    A wireless vibration sensor being developed by an engineering student could provide a low-cost solution for engineers to monitor the damage of buildings affected by earthquakes; currently, no sensor exists in the marketplace which does not rely on batteries or electricity supply to run

  • Humble microbes fighting harmful greenhouse gas

    The environment has a more formidable opponent than carbon dioxide; another greenhouse gas, nitrous oxide, is 300 times more potent and also destroys the ozone layer each time it is released into the atmosphere through agricultural practices, sewage treatment, and fossil fuel combustion; luckily, nature has a larger army than previously thought combating this greenhouse gas

  • Warming to shift heavy rainfall patterns across U.K.

    Researchers investigating the potential changes in extreme rainfall patterns across the United Kingdom as a result of global warming have found that in some regions of the country, the time of year when we see the heaviest rainfall is set to shift

  • “Soft infrastructure” as storm surge defense alternatives

    The flooding in New York and New Jersey caused by Superstorm Sandy prompted calls from Governor Andrew Cuomo and other officials to consider building storm surge barriers to protect Lower Manhattan from future catastrophes. Such a strategy, however, could make things even worse for outlying areas that were hit hard by the hurricane, such as Staten Island, the New Jersey Shore, and Long Island’s South Shore, a City College of New York landscape architecture professor warns; landscapers and engineers say that environmentally friendly “soft infrastructure” would mitigate flood damage without sending harm elsewhere
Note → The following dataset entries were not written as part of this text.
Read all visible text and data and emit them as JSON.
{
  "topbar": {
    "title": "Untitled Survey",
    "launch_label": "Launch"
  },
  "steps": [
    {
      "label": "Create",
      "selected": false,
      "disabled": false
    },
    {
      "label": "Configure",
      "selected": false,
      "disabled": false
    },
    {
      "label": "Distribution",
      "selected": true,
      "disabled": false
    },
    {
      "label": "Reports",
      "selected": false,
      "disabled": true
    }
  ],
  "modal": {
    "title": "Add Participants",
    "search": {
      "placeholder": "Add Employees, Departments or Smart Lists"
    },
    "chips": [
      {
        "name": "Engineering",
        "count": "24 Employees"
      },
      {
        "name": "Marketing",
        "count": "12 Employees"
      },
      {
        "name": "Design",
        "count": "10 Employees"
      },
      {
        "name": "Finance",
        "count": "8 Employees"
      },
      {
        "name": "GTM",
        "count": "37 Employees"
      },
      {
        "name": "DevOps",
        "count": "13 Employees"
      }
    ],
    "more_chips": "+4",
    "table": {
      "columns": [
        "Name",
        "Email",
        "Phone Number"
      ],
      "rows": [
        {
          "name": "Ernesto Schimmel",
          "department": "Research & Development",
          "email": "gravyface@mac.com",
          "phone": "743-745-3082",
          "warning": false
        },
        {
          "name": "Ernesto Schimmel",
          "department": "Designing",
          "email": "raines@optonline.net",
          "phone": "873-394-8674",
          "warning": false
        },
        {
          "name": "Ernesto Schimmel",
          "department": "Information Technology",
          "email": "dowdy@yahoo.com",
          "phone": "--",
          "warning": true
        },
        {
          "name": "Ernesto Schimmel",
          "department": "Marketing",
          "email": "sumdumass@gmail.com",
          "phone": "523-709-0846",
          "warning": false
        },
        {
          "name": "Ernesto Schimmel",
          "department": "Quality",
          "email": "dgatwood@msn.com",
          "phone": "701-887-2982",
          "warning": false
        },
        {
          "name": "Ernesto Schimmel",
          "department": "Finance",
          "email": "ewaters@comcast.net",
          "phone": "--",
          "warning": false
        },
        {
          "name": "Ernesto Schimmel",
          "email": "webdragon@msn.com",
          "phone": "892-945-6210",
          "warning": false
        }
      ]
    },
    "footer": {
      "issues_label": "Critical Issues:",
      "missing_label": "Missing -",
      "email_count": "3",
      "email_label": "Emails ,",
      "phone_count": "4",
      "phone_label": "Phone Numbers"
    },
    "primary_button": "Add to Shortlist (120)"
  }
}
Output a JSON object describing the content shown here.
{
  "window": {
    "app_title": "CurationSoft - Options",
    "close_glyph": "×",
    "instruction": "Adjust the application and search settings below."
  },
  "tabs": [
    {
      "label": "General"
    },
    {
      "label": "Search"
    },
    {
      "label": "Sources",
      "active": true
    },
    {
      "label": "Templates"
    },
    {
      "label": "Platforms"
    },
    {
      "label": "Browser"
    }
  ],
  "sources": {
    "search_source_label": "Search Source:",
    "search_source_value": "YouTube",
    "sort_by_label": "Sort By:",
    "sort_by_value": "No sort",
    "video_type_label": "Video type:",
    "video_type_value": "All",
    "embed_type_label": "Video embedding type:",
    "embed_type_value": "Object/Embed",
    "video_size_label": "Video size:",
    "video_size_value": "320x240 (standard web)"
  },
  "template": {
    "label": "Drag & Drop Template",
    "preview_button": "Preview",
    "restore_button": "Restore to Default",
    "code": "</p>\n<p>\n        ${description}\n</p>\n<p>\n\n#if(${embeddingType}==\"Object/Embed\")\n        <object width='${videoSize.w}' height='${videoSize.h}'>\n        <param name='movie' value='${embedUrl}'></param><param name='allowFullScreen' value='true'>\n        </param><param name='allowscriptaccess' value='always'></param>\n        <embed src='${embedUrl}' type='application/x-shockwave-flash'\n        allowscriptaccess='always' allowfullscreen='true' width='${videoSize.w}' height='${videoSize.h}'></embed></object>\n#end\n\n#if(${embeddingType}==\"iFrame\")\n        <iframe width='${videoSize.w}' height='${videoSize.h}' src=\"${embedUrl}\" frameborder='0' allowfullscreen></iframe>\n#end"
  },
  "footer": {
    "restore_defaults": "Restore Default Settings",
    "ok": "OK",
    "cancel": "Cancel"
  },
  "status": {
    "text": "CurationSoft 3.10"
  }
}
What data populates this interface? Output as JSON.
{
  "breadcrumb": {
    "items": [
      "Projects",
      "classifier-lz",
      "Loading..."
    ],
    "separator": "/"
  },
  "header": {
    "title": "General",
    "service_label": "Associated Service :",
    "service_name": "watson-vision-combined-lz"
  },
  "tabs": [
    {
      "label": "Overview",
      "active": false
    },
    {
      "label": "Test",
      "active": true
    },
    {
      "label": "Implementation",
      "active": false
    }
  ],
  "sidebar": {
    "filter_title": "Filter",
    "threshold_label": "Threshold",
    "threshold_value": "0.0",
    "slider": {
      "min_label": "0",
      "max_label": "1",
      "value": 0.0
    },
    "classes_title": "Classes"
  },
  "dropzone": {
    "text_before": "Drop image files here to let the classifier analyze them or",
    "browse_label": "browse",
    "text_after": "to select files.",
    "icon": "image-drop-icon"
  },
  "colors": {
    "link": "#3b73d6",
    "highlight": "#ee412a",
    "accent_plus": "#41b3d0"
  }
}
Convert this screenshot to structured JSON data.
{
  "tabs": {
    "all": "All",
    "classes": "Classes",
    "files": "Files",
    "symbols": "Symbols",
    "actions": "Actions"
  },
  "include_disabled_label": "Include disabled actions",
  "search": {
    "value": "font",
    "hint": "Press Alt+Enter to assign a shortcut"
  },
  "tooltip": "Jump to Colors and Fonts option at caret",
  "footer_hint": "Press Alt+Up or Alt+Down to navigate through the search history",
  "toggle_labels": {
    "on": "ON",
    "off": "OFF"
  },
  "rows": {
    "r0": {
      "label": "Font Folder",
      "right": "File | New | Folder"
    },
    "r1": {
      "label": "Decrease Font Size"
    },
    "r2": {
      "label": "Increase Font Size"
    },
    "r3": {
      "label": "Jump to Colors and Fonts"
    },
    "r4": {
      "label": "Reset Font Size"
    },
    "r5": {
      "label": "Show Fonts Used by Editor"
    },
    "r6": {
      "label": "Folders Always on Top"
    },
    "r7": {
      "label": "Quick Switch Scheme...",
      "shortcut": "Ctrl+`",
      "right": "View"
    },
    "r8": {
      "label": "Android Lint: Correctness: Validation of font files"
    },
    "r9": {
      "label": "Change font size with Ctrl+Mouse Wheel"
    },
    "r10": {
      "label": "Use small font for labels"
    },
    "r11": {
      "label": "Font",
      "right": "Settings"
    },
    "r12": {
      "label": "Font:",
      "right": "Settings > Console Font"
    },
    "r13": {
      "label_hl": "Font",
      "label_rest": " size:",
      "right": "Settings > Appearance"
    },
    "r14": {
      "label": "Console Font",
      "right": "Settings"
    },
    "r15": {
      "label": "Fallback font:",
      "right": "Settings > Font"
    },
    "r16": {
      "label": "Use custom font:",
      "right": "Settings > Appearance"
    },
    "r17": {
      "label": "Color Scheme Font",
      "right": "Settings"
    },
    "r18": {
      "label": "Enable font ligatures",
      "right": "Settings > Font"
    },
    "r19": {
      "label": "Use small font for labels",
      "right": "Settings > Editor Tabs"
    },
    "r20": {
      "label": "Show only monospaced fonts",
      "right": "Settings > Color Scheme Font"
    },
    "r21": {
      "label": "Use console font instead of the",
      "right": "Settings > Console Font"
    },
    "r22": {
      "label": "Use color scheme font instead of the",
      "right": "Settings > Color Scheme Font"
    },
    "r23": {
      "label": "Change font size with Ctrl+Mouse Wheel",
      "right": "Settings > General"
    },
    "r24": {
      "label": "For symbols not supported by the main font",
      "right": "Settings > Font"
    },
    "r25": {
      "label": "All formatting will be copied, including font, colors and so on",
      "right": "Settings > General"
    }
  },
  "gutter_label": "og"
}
  • Outlasting Superstorm Sandy

    When hurricanes wander up the Atlantic Coast, Long Island’s topography is such that storms like Sandy, or last year’s Hurricane Irene, produce widespread, severe damage; effects can last for weeks, not only in the hardest-hit areas, but across the breadth of the island; Mark Zablocki, HSNW administrative editor, lives on Long Island, and he draws on his personal experience dealing with Sandy and its consequences to offer a few simple steps which, if followed, would help individuals analyze their own situation and the vulnerabilities and threats they face,  pointing them in the direction of the best course of action to take in preparation for an impending disaster

  • U.S. electric power grid “inherently vulnerable” to terrorist attacks: report

    The U.S. electric power delivery system is vulnerable to terrorist attacks which could cause much more damage to the system than natural disasters such as Hurricane Sandy, blacking out large regions of the country for weeks or months, and costing many billions of dollars, says a newly released report by the National Research Council

  • Con Ed overcame many obstacles to restore power to NYC

    On 29 October Hurricane Sandy slammed into New York City and took out the power in most of Lower Manhattan, even knocking out power to the headquarters of Consolidated Edison’s (Con Ed), the electricity supplier for NYC; due to the flooding in Lower Manhattan, employees had to use rafts to rescue coworkers trapped in the company’s East 13th Street power station; in the days after the storm, as with many other New Yorkers, Con Ed almost ran out of gas, but that did not stop the company from restoring power back to Lower Manhattan less than four days after the storm

  • Hurricane Sandy caused dramatic changes to hundreds of miles of East Coast shoreline

    The United States Geological Survey (USGS) has released a series of aerial photographs showing before-and-after images of Hurricane Sandy’s impacts on the Atlantic Coast; the photos, part of a USGS assessment of coastal change from as far south as the Outer Banks of North Carolina to as far north as Massachusetts, show that the storm caused dramatic changes to portions of shoreline extending hundreds of miles

  • “Black swans” and “perfect storms” are often lame excuses for bad risk management

    The terms “black swan” and “perfect storm” have become part of public vocabulary for describing disasters ranging from the 2008 meltdown in the financial sector to the terrorist attacks of 9/11, but some argue that people in government and industry are using these terms too liberally in the aftermath of a disaster as an excuse for poor planning